For the first time in nearly two years, Everett students can go to school without masks. The decision was the result of a 5-2 vote by the School Committee to discontinue the district’s mask mandate.
During the February 28 meeting, School Committee Member-at-Large Samantha Lambert originally suggested that the mandate remain in effect until March 14. “Everett is still not out of the woods; a number of people have traveled,” she said.
Lambert reminded her colleagues that following Winter Break the number of COVID-19 cases jumped to 582 for Everett residents in the 0-19 age bracket. She also said there is a five-day waiting period to determine if someone has tested positive or negative for the virus.
Superintendent of Schools Priya Tahiliani agreed with Lambert’s proposal to keep the mandate in place until March 14. “I think that’s a prudent plan as of now,” she said, adding that the School Committee was not under any time constraints. “There are no deadlines in play.”
However, after consulting with city health officials and representatives from Cambridge Health Alliance, School Committee Vice Chairperson Michael McLaughlin said it would be safe to lift the mandate immediately. Unlike January’s staggering numbers, 37 cases of COVID-19 were reported between February 1 and February 24 for the 0-19 age bracket. “I feel strongly that we should relax this mandate,” said McLaughlin, adding that students and teachers should still have the option of wearing a mask.
Ward 1 School Committee Member Millie Cardello said the mandate has been detrimental to students’ social and emotional well-being. “These kids are begging to get these masks off. I can’t vote for extending it any longer,” she said.
On February 9, Jeffrey Riley, commissioner of the state Department of Elementary and Secondary Education, announced that the statewide mask mandate would be lifted on February 28. However, each district would have the option of keeping the mandate. “During the past two years, the impact of COVID-19 on children has caused a strain on their mental health, emotional well-being and academic success,” Riley said in a written statement. “We are relieved to now be in a place where we can provide young people additional relief from COVID-19 restrictions so they can continue to return to normalcy in the classroom.”
In accordance with federal orders, masks will continue to be required on school buses.
ELYSARC Needs Assessment
In other news, Kayla Mangan and Dom Washington, executive directors of the Everett LGBTQ+ Youth Space and Resource Center (ELYSARC), will be conducting a Needs Assessment at Everett High School.

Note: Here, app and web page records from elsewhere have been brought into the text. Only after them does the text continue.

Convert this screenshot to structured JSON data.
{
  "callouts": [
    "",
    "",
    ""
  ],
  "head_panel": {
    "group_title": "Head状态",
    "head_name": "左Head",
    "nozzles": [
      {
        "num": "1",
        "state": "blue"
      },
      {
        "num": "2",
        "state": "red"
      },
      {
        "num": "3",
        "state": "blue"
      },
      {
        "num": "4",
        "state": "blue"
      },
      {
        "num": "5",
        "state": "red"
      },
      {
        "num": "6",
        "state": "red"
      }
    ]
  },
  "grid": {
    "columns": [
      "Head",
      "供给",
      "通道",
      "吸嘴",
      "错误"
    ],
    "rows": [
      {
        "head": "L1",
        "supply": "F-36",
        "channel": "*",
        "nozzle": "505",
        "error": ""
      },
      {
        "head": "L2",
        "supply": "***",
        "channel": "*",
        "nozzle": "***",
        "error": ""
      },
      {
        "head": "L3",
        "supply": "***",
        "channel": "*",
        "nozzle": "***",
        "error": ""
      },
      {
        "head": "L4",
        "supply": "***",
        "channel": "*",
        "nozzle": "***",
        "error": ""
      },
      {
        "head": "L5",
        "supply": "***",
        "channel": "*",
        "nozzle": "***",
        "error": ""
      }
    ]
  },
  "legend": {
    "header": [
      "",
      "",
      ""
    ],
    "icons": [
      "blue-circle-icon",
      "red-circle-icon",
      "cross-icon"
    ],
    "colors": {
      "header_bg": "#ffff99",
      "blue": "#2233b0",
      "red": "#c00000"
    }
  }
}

Mangan said high school students who are part of the city’s LGBTQ+ community are more susceptible to harm and harassment. This can easily lead to future problems with homelessness, addiction and mental health issues. “If we want to stop this problem from perpetuating in the future, we need to get to the root,” said Washington. “We want to be there; we want to be dynamic.”
Mangan said a survey will be sent out to students and staff to compile quantitative data that will be used in focus groups. The final data will ultimately be used to create a data narrative.
In addition to Everett High School, the ELYSARC is working with Saugus Middle High School and with Susan B. Anthony Middle School in Revere.
In the aftermath of the January lockdown at Everett High School, Tahiliani said American Alarm has installed 21 new security cameras throughout the building as well as 20 door alarms. These are all up and running and working right now,” she said.
Tahiliani also said Navigate360 will be conducting full-day ALICE (active shooter response) training on April 19 and April 20. In addition, interviews remain ongoing to hire a security director. “We’re trying to come at this from several different angles,” said Tahiliani.